Thursday, 14 March 2019

"You ate my father - prepare to die!" - planning a skirmish session (part two)

The Avengers of Zarak-Zigil (with hobbit and wizard friends)

So, after yesterday's thoughts, I've got half a skirmish game ready. Magrtrur's orcs are trying to take control of something, and, being orcs, they're going to be at each other's throats.

To recap: Magtrur wants to capture valuable territories and treasure while keeping his son and heir alive; Morgrat (the son and heir) wants to capture territory and treasure while - ideally - making sure that his father dies in the process; and Vargram, captain of wolves, wants to capture territory and treasure while ridding himself of Morgrat and the shaman Graghuz in the process.

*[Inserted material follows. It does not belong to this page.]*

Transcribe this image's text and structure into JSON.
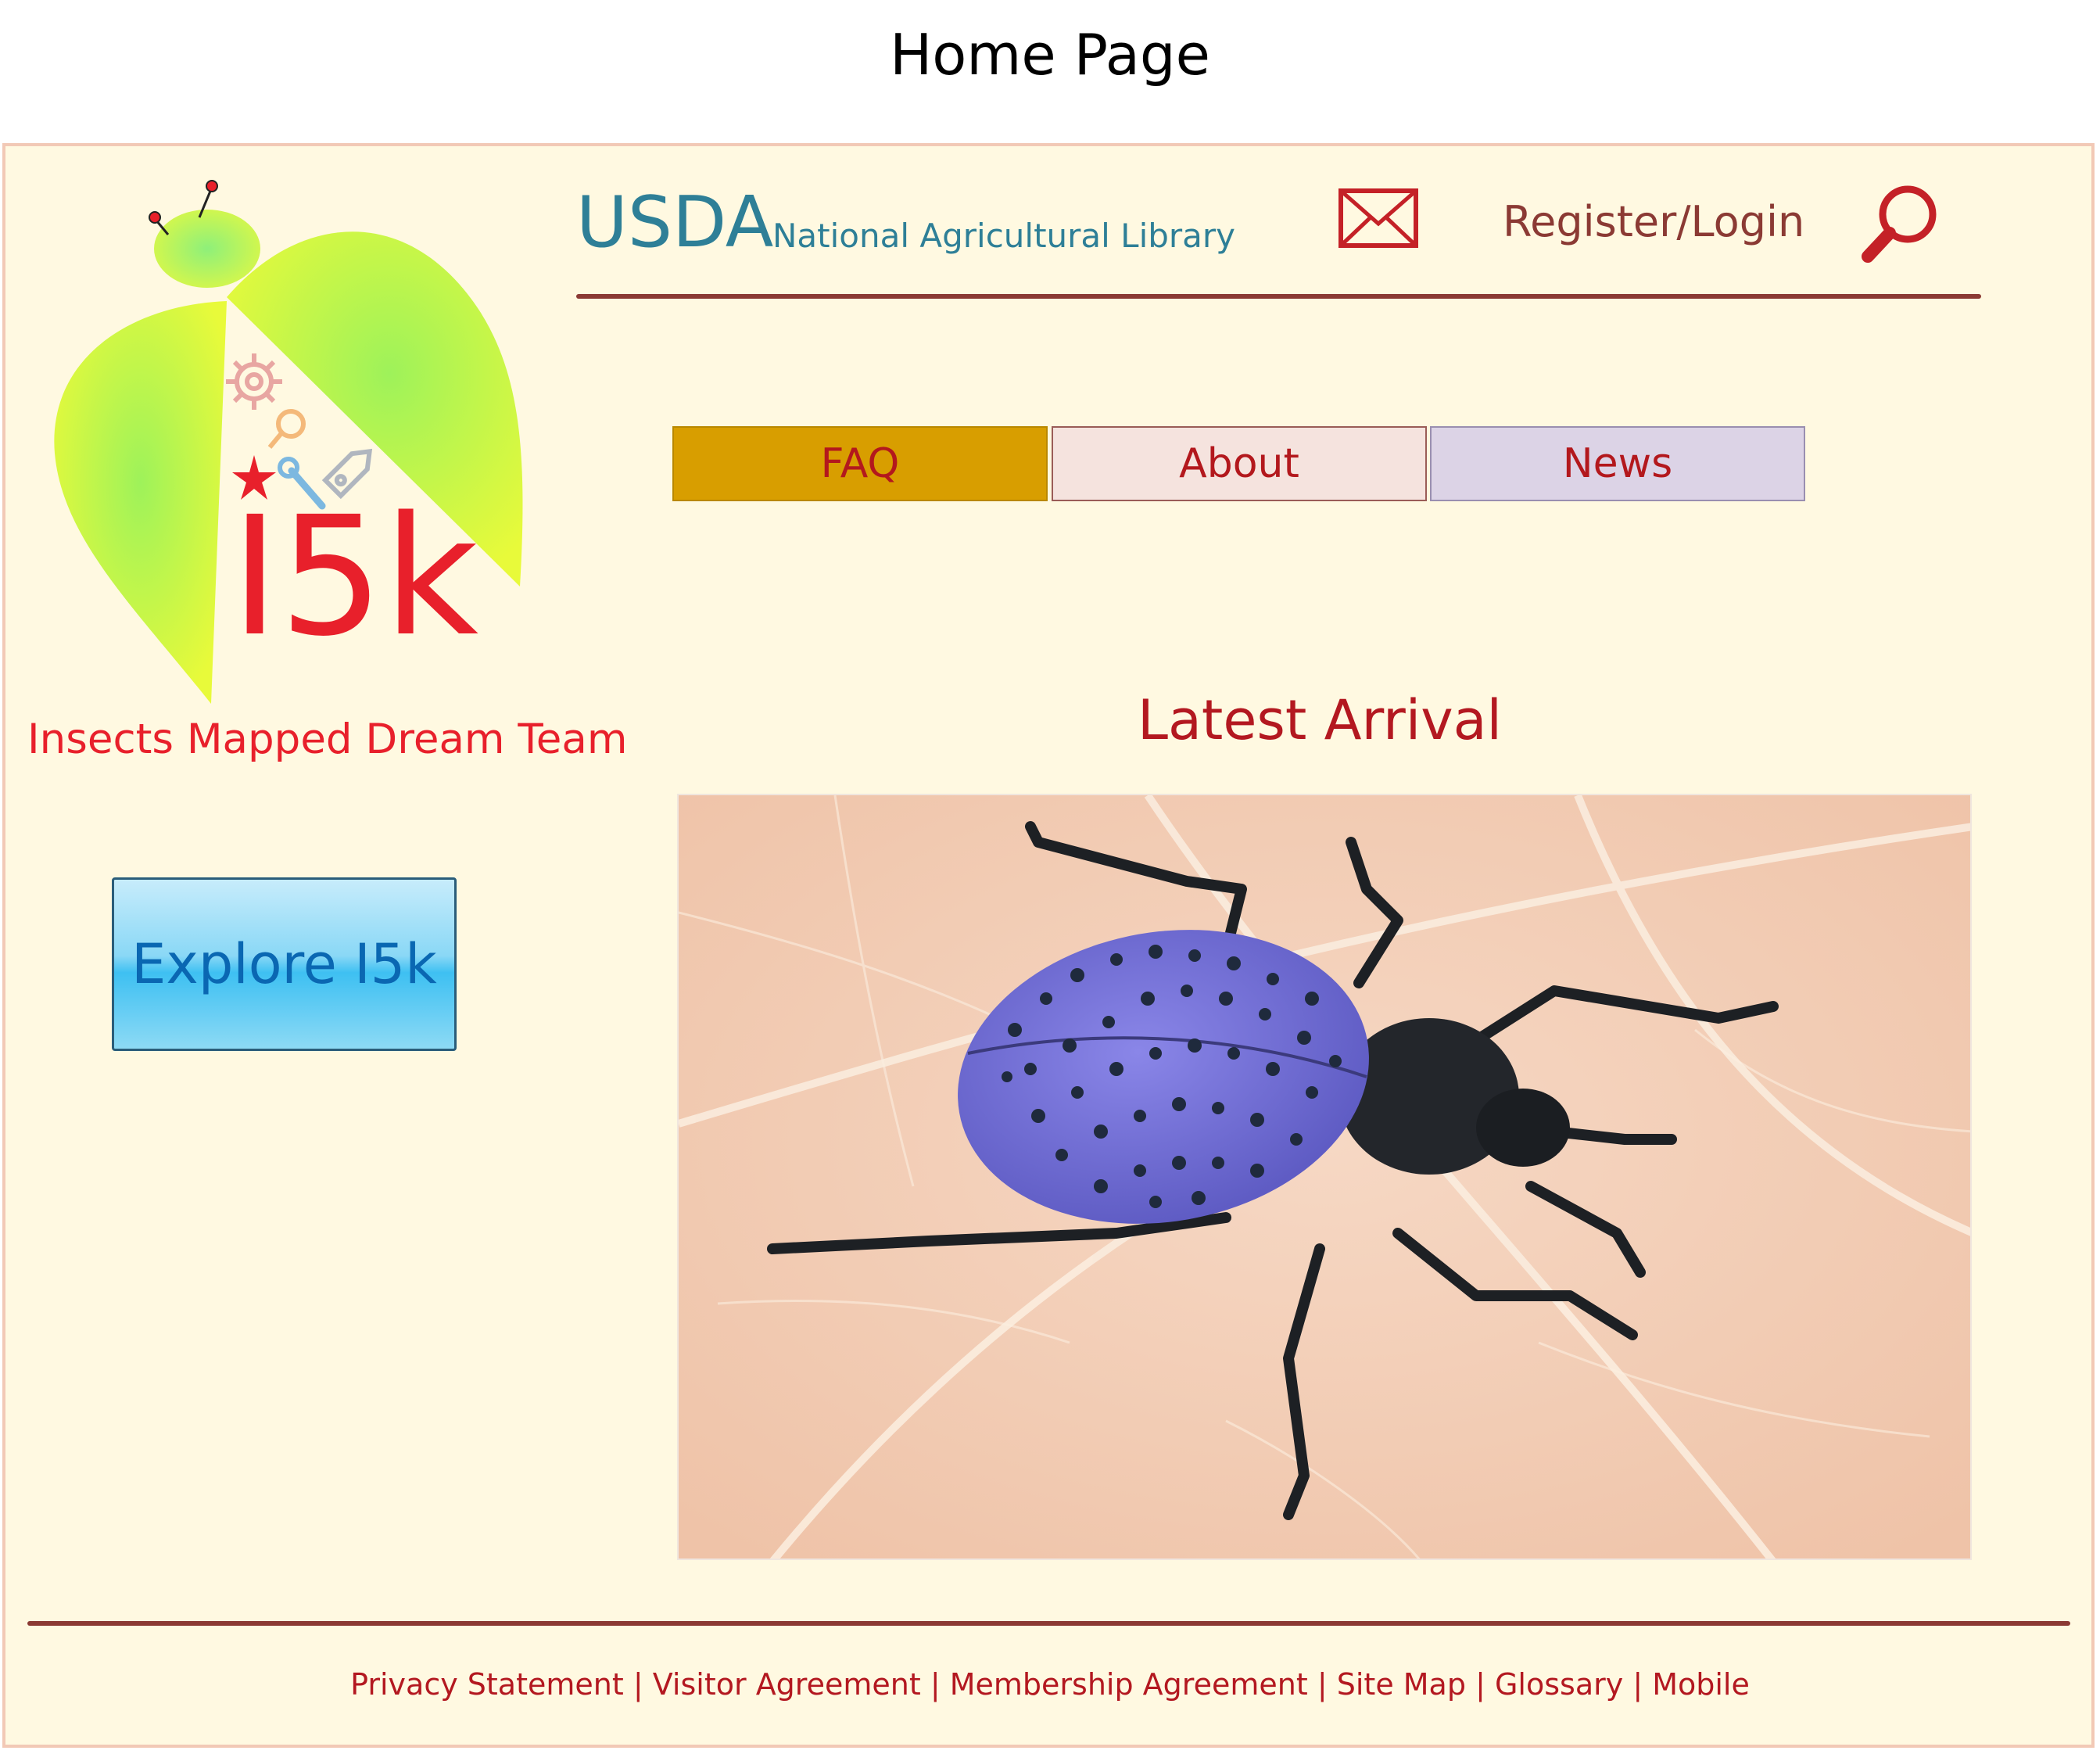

That gives us common goals for the orcs and individual goals for each of the three orc players. But of course, they won't just be fighting each other.

No, the orcish expansion is going to be opposed by a motley crew of dwarfs, lizardmen (by popular request) and either elves or adventurers. Here's the dwarf warband:

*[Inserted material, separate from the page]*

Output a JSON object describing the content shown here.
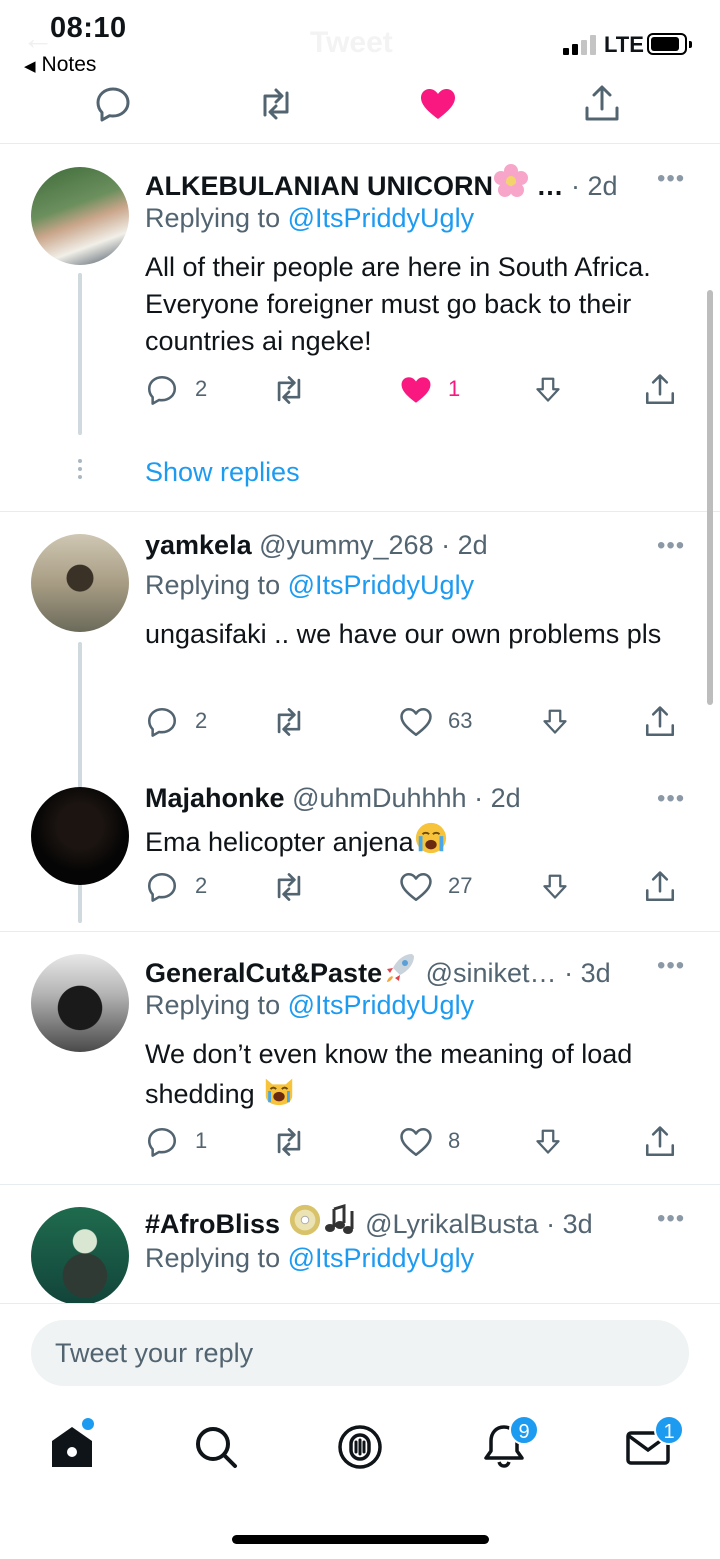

The Avengers of Zarak-Zigil (398)
Karak Proudcrest: Q3, C4, Block, Group Fighter, Heavily Armoured, Leader, Short Move @86
2 x dwarf scouts: Q3, C3, Crossbow, Good Shot @44 = 88
5 x dwarf warriors: Q3, C3, Block, Short Move @32 = 160
1 x dwarf berserker: Q3, C3, Berserk, Short Move @32
1 x dwarf axeman: C3, C3, Heavy Weapon, Short Move @32

The dwarfs are motivated by vengeance and greed. Vargram, the orcish captain of wolves, ate Karak Proudcrest's father. So, Karak's player gets a sliding scale of rewards for Vargram's death: perhaps 1 point if he's killed (not routed), 2 if he's killed by a dwarf and 3 if he's killed by Karak himself.

This sets up a nice quandary for the dwarf player: he's saddled with Short Move, but wants to kill the fast-moving wolf-rider captain. Some tactical thinking will be required. And he should also get to spout the immortal line "Vargram, captain of wolves! You ate my father - prepare to die!".

So much for vengeance. But what about greed? Well, the obvious answer is to locate an Arkenstone-type object in the underground section of the table. And if we're stealing from The Hobbit, we might as well go the whole hog and say that a dragon has been occupying an ancient dwarven redoubt that contains all manner of treasure. The dragon flew south two nights ago, giving the dwarfs (and the orcs) their opportunity. The dwarfs have hired help, promising a share in the treasure that the dragon has abandoned. But the unscrupulous adventurers and cold-blooded swamp-dwellers that have answered Zarak's call may not recognise the off-limits nature of the "Arkenstone" ...

And as we'll be using wandering monsters in this scenario, we've got the unluckiest roll in the form of the returning dragon. We've also got a name for the scenario: While the Great Wyrm's Away.

Next up: the lizardmen of the Long Jaw tribe.